> Exercise objective:
Using the material that follows, identify and copy each line with the string "name".

----- Data records -----

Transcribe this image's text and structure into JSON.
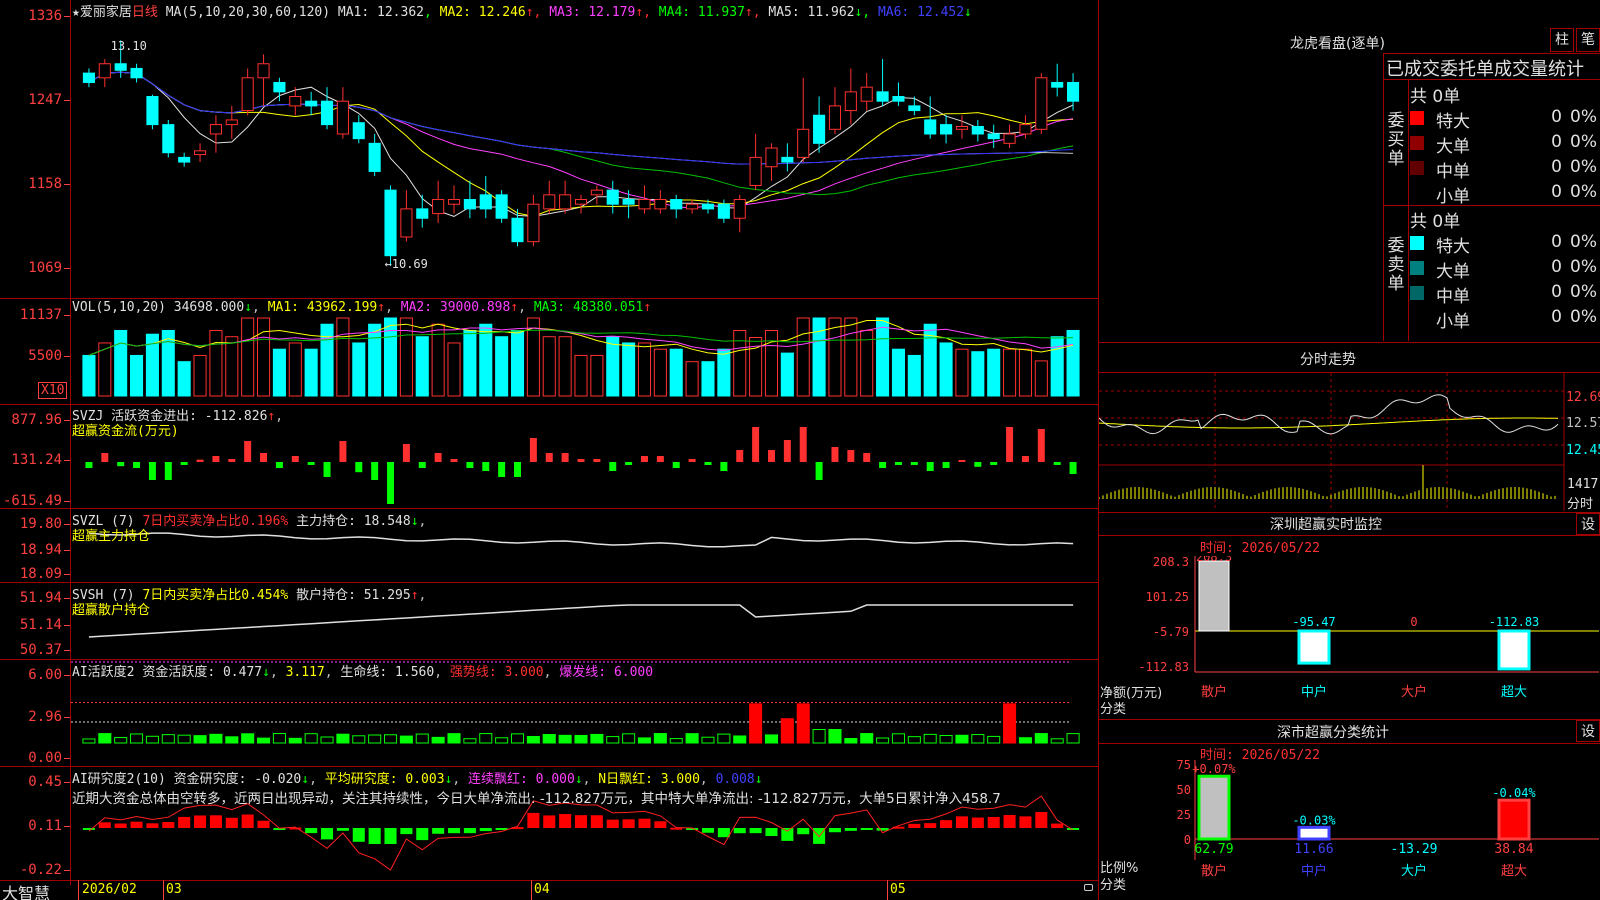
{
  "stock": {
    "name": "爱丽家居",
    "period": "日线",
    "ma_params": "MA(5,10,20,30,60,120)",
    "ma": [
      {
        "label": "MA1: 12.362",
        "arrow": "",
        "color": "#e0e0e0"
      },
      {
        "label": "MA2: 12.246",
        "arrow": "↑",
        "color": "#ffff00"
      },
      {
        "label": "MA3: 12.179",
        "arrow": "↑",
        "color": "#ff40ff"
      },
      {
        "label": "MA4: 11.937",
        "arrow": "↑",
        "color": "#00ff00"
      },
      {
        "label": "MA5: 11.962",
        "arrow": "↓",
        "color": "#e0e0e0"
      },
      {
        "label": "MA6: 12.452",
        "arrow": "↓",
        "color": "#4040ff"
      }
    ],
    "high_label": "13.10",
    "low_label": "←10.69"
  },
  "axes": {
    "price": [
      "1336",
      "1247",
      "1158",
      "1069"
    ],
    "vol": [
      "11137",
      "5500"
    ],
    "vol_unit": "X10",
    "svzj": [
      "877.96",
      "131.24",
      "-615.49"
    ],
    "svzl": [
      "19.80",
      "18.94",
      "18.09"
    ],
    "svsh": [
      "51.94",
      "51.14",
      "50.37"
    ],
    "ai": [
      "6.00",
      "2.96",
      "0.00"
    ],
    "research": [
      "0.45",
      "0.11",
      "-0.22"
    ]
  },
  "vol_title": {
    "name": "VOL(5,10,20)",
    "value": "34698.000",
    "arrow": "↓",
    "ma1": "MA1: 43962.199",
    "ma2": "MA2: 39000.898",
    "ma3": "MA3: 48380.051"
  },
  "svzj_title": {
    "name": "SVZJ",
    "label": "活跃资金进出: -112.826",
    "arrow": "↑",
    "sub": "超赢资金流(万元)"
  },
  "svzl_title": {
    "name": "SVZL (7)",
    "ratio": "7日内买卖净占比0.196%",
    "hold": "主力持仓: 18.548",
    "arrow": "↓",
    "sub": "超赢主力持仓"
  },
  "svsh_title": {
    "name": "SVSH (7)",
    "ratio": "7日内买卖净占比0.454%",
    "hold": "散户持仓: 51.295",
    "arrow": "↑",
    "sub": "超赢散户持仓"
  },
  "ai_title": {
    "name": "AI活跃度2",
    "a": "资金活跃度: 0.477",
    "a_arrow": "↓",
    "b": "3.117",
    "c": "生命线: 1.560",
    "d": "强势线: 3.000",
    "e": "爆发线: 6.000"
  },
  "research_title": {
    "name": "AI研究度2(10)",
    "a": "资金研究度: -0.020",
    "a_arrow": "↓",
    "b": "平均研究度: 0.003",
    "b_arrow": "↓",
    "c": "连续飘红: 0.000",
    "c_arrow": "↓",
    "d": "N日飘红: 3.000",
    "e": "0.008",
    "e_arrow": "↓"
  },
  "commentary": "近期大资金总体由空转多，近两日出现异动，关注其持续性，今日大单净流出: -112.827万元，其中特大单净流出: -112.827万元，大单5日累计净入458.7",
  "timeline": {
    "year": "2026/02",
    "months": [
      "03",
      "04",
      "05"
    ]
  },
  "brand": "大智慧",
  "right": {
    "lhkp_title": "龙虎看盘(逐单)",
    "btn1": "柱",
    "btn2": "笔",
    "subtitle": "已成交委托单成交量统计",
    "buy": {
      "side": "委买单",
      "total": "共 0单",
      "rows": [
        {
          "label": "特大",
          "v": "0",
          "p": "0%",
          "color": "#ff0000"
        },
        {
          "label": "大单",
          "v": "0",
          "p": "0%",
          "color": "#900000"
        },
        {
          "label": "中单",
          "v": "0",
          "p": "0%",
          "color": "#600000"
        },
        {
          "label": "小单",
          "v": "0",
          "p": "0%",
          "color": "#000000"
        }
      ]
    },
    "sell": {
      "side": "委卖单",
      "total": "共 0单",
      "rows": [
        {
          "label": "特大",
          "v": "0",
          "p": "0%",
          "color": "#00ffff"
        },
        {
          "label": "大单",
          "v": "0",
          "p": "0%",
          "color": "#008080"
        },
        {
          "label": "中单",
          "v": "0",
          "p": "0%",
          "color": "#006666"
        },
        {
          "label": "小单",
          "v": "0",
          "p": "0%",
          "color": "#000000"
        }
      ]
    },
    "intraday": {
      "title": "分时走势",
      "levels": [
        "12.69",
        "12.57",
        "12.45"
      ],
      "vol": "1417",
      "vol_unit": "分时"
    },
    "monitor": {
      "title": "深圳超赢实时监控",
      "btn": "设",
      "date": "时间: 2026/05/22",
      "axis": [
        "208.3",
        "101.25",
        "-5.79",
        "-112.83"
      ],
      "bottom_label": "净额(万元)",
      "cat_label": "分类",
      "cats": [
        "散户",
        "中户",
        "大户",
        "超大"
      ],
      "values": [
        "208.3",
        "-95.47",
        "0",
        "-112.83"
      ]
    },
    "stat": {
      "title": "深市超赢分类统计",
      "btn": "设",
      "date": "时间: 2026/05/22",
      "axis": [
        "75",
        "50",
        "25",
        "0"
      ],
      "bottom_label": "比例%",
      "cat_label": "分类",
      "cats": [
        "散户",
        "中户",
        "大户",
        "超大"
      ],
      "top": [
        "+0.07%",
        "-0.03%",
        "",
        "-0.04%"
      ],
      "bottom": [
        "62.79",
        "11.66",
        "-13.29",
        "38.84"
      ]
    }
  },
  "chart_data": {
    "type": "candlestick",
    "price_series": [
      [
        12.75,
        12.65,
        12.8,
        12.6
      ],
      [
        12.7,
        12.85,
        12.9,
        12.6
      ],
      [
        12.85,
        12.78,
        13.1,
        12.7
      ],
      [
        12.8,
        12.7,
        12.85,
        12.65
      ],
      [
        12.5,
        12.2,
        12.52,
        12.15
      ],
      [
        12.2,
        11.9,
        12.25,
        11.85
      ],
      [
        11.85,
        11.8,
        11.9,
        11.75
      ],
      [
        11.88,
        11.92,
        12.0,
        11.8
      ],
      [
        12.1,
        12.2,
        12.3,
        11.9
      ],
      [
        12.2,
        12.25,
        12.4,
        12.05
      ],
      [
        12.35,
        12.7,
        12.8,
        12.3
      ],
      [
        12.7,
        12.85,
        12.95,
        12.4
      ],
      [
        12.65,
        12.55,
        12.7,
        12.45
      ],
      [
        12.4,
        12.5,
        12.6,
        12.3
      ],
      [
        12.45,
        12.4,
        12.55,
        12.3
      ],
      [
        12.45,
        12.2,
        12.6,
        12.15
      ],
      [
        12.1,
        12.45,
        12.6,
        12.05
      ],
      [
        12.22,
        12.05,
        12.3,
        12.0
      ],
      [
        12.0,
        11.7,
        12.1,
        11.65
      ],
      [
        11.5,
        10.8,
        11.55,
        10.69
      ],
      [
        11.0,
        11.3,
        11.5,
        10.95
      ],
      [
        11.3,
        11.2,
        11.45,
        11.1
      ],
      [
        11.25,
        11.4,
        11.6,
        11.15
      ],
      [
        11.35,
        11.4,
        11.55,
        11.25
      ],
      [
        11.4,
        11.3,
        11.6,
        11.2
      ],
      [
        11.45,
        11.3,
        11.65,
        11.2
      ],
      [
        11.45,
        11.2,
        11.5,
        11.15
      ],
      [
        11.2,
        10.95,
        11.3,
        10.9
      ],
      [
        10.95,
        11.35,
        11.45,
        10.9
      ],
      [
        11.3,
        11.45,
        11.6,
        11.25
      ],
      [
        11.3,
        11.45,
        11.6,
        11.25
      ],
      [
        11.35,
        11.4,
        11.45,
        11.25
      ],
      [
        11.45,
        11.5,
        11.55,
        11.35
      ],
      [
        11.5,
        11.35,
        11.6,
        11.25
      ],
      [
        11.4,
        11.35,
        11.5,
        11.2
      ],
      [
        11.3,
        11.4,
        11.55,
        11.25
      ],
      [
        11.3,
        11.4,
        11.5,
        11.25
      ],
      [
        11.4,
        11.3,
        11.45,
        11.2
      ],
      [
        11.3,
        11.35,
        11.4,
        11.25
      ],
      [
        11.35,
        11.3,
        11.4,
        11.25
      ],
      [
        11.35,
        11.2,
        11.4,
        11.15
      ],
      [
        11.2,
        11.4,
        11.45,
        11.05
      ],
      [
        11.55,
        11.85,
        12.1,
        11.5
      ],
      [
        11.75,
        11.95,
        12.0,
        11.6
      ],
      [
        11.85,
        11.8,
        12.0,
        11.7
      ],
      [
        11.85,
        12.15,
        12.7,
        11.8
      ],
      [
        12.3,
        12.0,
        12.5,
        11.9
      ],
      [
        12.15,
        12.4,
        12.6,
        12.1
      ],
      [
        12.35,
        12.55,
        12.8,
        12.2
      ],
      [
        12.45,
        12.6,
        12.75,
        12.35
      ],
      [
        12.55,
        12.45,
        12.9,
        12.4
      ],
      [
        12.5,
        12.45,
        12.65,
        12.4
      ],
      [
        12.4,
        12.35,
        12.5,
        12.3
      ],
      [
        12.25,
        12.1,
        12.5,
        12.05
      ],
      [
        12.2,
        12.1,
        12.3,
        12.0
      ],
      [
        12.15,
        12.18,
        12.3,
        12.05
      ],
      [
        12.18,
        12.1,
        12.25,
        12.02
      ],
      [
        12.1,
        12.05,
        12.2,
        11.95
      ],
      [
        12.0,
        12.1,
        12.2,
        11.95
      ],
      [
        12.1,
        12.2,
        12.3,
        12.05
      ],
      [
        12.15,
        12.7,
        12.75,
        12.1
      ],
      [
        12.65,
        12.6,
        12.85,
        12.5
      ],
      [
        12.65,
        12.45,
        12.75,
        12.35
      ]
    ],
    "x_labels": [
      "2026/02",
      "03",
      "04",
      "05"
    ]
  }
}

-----

> Task solution:
    "name": "爱丽家居",
    "name": "VOL(5,10,20)",
    "name": "SVZJ",
    "name": "SVZL (7)",
    "name": "SVSH (7)",
    "name": "AI活跃度2",
    "name": "AI研究度2(10)",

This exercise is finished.